[Data about app and page elements]
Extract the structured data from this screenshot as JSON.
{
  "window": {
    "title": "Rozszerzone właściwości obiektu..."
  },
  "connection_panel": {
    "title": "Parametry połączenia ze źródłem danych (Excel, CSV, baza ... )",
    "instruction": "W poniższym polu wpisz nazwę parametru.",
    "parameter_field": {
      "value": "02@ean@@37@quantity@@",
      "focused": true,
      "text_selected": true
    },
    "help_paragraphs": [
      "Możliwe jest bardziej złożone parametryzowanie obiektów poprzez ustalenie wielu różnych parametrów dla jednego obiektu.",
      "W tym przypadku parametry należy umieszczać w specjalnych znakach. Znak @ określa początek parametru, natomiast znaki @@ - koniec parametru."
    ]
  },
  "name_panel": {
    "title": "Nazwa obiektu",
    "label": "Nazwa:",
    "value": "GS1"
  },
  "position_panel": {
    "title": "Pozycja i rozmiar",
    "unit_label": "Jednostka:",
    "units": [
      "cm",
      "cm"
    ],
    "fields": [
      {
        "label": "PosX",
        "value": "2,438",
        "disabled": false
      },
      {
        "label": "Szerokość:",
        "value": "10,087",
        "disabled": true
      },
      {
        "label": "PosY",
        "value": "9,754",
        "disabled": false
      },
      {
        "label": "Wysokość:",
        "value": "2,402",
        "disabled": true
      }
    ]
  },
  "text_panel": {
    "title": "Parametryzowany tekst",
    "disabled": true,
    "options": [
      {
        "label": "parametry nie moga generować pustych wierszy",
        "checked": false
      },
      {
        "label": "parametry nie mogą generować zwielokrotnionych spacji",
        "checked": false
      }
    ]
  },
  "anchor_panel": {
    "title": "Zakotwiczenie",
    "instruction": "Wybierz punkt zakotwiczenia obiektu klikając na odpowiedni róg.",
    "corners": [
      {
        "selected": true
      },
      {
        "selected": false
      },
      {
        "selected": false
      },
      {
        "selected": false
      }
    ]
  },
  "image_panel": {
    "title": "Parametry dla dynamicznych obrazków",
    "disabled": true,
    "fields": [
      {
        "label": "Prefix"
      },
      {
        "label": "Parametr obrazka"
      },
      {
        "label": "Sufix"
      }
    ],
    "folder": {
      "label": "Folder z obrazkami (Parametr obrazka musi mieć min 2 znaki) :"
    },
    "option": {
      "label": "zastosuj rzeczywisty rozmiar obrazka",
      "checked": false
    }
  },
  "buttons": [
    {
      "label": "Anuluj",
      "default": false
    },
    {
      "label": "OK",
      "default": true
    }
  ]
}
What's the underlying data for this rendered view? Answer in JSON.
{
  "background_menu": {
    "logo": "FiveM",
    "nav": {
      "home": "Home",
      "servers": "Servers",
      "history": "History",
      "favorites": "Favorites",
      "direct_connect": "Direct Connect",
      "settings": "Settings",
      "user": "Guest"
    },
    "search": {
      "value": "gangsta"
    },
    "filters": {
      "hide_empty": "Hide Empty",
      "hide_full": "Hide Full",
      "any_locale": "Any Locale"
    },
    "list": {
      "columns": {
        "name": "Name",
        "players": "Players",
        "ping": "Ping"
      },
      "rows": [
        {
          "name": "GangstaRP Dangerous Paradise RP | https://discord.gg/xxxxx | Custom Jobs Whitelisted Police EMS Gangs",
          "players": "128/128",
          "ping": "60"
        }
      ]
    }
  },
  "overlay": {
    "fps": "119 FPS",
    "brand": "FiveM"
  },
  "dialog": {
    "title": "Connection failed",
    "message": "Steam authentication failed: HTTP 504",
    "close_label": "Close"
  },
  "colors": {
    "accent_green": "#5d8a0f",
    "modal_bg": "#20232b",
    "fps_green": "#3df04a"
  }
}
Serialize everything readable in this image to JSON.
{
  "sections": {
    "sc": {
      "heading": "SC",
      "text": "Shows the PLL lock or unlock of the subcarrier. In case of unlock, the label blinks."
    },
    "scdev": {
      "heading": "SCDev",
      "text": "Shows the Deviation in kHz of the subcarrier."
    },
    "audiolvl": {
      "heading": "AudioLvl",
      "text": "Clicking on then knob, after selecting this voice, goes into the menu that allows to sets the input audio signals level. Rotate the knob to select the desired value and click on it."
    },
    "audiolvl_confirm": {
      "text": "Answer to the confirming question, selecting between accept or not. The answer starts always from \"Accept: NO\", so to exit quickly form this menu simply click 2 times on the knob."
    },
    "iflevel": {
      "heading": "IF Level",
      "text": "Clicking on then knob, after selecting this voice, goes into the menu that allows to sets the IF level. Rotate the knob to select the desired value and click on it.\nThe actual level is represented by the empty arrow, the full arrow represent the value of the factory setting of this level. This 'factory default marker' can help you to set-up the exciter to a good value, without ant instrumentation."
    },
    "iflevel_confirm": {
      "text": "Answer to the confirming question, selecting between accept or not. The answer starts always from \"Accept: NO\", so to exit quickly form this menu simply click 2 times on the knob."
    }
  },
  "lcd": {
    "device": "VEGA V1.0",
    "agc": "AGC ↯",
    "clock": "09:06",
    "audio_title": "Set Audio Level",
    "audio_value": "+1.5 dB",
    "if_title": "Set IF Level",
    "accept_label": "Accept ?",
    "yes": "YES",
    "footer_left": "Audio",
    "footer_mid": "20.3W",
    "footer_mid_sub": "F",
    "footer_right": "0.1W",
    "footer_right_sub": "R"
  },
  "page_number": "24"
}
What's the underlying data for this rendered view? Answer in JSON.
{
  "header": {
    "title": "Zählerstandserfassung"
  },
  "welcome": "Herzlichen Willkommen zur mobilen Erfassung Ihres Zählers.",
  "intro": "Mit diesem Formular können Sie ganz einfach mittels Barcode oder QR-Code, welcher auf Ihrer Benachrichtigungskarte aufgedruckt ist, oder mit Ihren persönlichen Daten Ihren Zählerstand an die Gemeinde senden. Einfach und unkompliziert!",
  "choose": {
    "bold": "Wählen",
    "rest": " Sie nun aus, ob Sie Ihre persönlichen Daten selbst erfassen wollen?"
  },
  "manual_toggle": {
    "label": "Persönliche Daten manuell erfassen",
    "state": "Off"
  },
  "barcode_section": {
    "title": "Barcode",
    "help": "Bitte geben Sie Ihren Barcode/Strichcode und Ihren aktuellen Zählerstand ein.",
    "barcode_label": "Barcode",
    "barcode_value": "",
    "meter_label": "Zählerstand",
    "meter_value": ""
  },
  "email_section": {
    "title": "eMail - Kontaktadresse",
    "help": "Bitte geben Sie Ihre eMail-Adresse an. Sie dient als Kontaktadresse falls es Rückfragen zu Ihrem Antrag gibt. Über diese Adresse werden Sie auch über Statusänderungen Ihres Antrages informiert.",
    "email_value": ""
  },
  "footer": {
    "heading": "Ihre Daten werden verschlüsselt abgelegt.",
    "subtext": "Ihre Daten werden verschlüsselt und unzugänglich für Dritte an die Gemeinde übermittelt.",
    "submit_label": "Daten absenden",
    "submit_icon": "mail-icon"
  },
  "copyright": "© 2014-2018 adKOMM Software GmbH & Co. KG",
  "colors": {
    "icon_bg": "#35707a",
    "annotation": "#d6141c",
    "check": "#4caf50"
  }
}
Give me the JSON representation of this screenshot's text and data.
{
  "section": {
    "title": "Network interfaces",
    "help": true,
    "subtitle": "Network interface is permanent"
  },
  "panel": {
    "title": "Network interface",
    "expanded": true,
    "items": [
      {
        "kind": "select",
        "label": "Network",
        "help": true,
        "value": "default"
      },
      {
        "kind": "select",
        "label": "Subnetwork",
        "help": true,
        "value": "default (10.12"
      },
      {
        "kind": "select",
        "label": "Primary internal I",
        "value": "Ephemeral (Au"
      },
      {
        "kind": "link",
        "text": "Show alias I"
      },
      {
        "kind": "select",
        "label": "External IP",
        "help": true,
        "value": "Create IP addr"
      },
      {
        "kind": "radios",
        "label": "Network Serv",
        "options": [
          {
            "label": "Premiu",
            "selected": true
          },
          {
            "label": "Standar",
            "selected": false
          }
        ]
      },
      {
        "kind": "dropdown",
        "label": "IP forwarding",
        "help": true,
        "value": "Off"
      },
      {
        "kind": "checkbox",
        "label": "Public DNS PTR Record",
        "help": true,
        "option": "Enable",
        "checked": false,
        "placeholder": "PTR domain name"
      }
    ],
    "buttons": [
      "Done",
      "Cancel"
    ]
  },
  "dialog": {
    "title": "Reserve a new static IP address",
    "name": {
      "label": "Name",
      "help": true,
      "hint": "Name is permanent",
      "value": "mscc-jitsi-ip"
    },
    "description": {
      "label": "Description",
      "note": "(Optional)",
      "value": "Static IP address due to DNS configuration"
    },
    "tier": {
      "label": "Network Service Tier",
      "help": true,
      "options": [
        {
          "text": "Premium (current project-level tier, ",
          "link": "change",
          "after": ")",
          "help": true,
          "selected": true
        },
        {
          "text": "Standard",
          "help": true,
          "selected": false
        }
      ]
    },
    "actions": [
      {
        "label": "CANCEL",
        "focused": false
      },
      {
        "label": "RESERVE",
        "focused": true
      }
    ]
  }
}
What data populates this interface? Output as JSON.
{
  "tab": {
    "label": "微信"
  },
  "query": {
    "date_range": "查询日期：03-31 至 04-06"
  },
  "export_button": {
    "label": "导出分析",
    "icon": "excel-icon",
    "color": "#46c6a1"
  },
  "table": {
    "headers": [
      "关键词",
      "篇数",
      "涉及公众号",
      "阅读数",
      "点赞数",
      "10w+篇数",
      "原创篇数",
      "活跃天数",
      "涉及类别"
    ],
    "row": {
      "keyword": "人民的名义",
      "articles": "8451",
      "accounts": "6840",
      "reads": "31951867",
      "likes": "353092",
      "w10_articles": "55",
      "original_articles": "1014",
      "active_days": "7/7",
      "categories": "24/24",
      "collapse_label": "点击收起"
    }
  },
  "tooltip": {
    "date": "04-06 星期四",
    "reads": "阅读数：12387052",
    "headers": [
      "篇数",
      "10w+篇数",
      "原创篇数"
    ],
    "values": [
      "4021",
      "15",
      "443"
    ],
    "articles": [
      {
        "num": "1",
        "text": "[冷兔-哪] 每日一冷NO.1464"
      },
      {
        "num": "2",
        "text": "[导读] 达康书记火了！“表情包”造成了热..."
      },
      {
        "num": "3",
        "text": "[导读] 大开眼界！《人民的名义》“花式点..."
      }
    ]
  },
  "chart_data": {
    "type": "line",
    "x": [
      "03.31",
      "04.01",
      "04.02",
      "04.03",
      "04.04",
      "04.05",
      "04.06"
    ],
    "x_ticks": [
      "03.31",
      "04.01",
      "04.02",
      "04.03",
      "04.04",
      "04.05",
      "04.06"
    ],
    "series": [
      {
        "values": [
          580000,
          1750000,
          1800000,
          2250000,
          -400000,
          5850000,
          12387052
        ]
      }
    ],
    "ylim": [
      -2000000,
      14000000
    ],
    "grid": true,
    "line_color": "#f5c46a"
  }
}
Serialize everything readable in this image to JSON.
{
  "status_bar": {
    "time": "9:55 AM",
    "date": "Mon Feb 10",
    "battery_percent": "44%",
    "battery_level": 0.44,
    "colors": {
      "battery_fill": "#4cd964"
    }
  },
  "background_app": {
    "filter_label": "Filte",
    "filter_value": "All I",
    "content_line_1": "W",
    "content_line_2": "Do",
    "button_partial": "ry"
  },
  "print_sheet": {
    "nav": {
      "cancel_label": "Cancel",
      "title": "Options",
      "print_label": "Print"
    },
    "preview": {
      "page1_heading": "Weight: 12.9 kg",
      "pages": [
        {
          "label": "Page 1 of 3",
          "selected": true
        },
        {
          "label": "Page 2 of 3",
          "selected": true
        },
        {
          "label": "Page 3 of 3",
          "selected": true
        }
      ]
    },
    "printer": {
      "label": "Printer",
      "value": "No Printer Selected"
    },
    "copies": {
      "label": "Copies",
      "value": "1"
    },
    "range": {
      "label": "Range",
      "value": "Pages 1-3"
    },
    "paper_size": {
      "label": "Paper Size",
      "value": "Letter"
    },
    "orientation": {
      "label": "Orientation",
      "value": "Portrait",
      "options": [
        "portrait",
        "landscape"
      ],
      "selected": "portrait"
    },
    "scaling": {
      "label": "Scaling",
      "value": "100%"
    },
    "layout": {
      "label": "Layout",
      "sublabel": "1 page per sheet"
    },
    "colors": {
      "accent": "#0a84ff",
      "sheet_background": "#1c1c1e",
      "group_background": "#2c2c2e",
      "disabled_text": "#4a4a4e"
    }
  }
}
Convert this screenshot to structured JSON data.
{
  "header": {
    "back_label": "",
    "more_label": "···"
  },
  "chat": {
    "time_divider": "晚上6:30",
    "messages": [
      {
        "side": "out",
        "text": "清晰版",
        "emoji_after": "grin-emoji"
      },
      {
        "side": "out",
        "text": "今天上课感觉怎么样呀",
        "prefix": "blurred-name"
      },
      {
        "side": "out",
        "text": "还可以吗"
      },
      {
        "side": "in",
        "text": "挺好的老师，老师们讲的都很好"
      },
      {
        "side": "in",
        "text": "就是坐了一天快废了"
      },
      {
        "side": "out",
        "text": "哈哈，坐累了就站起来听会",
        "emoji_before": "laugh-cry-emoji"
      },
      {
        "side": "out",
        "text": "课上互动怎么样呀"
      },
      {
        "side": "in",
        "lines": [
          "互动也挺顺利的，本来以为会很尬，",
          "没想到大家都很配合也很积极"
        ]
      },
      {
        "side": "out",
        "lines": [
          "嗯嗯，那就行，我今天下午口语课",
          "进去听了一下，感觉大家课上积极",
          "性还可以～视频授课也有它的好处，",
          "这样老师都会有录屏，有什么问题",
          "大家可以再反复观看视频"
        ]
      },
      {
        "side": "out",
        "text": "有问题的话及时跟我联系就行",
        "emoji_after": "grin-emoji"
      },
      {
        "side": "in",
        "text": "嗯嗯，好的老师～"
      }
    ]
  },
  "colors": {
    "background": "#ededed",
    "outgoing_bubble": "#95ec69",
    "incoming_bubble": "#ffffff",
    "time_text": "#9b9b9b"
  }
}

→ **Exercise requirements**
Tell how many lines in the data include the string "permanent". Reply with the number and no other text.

→ **Solution**
2